“In my dream?” I try to pull up the images from the dream but they are slowly fading away,  almost lost in the part of my brain that keeps dreams like this obscure and almost in memory, but not quite. “I’m not sure,” I say. “I was sad and I felt a little lost, you know, it felt like a mid-life crisis, the Sartre kind, not the Camus kind.”

“There’s a difference?” Joe asks.
“You know nothing about what it’s like to have a middle life crisis,” May says, “and you’re always lost,” she adds.
I laugh.

“Well, I always found Camus existentialism a little happy, in a good way, I love Camus, I hate Sartre, but this was the Sartre kind of crisis, the ‘life has no meaning’ or ’hell is other people’ crisis.

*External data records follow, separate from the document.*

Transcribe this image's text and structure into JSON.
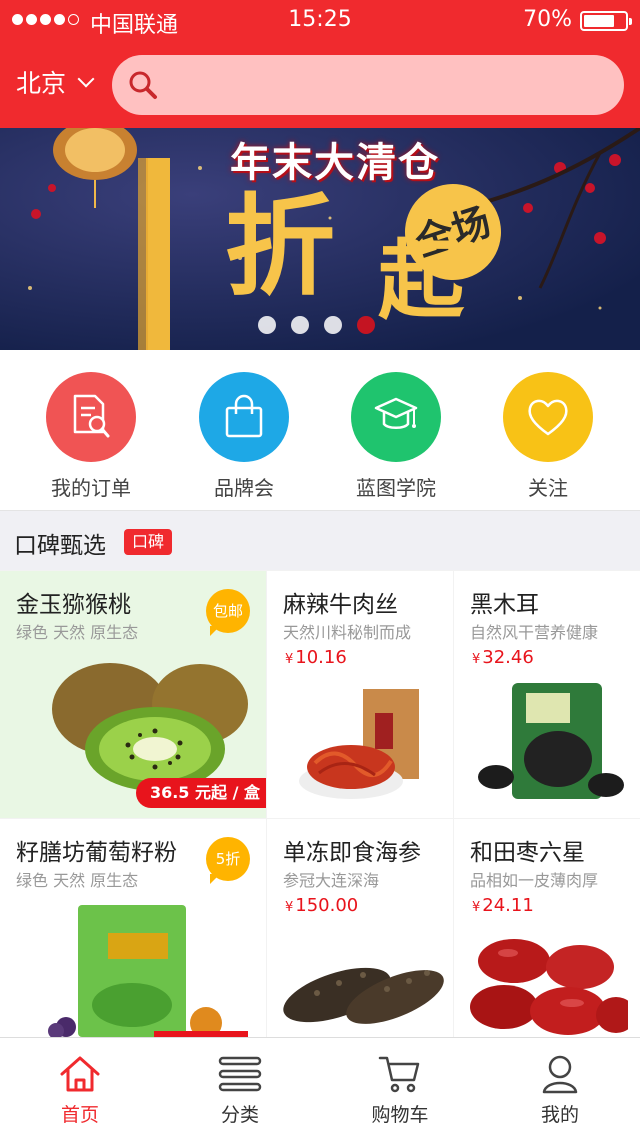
{
  "status_bar": {
    "carrier": "中国联通",
    "time": "15:25",
    "battery": "70%",
    "battery_level": 0.7
  },
  "header": {
    "city": "北京",
    "search_placeholder": ""
  },
  "banner": {
    "title": "年末大清仓",
    "big_char_1": "折",
    "big_char_2": "起",
    "badge": "全场",
    "slide_count": 4,
    "active_slide": 3
  },
  "quick_entries": [
    {
      "label": "我的订单",
      "icon": "order-search-icon",
      "color": "#f05454"
    },
    {
      "label": "品牌会",
      "icon": "shopping-bag-icon",
      "color": "#1ea8e6"
    },
    {
      "label": "蓝图学院",
      "icon": "graduation-cap-icon",
      "color": "#1fc46e"
    },
    {
      "label": "关注",
      "icon": "heart-icon",
      "color": "#f8c216"
    }
  ],
  "section": {
    "title": "口碑甄选",
    "badge": "口碑"
  },
  "products": [
    {
      "name": "金玉猕猴桃",
      "subtitle": "绿色 天然 原生态",
      "tag": "包邮",
      "ribbon": "36.5 元起 / 盒",
      "image": "kiwi"
    },
    {
      "name": "麻辣牛肉丝",
      "subtitle": "天然川料秘制而成",
      "price": "10.16",
      "currency": "¥",
      "image": "beef-shreds"
    },
    {
      "name": "黑木耳",
      "subtitle": "自然风干营养健康",
      "price": "32.46",
      "currency": "¥",
      "image": "black-fungus"
    },
    {
      "name": "籽膳坊葡萄籽粉",
      "subtitle": "绿色 天然 原生态",
      "tag": "5折",
      "image": "grape-seed-powder"
    },
    {
      "name": "单冻即食海参",
      "subtitle": "参冠大连深海",
      "price": "150.00",
      "currency": "¥",
      "image": "sea-cucumber"
    },
    {
      "name": "和田枣六星",
      "subtitle": "品相如一皮薄肉厚",
      "price": "24.11",
      "currency": "¥",
      "image": "red-dates"
    }
  ],
  "tabbar": [
    {
      "label": "首页",
      "icon": "home-icon",
      "active": true
    },
    {
      "label": "分类",
      "icon": "category-icon",
      "active": false
    },
    {
      "label": "购物车",
      "icon": "cart-icon",
      "active": false
    },
    {
      "label": "我的",
      "icon": "user-icon",
      "active": false
    }
  ],
  "colors": {
    "brand": "#f02a2e",
    "price": "#e8141c",
    "tag": "#ffb400"
  }
}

Camus always sounds like he’s perfectly happy rolling that damned stone up the damned hill”.

I drink a beer, wondering if I’ve had enough for tonight, but Joe gets up and changes to the CD and the music is too compelling, when Let’s Dance comes on I grab a hold of May’s arm and we dance for a while.

“He is beautiful,” May whispers to me.
“Who? Joe? Sure,” I say.
“No, well he too,” she giggles, “David Bowie”.
And I just nod, it’s an understatement if anything.
“I think he was then too,” I said. “In my dream, you know.”
“Yes, well you know…”
“I’m sure he was,” she says and leans her head on my shoulder, “you dream the oddest dreams.”

“I think I was happy though, despite the sorrow and everything,” I say as we’re sitting down again. I plump myself in the couch beside Joe and May sits on the other side of him, he puts his arm around her.

“So it wasn’t a nightmare?” Joe asks and looks at me. He has a way of looking at you as if the next thing you’ll say will change his life forever. Always so intense.

“Sure it was,” I tell him, “come on man, David Bowie was dead!”

Joe nods his head but is interrupted by May who is suddenly straddling him and kissing him. I finish my beer and I stand up. I start rocking slowly to Life On Mars? singing the words softly, not loudly and when the “…sailors fighting in the dance hall” section comes I start to cry, the tears of drunkenness falling down my cheeks, or maybe it’s just some feeling I once felt, or will feel, coming out at the wrong moment. They do sometimes, you know? And I stand there dancing with myself while they make out on the couch. And suddenly I’m completely happy there, watching them go at it. I’m nineteen and I will be nineteen forever, no matter what happens, I’ll always be standing in that room, a little more than tipsy, dancing with David Bowie’s phantom.

Leave a Reply

Fill in your details below or click an icon to log in: Logo

You are commenting using your account. Log Out / Change )

Twitter picture

You are commenting using your Twitter account. Log Out / Change )

Facebook photo

You are commenting using your Facebook account. Log Out / Change )

Google+ photo

You are commenting using your Google+ account. Log Out / Change )

Connecting to %s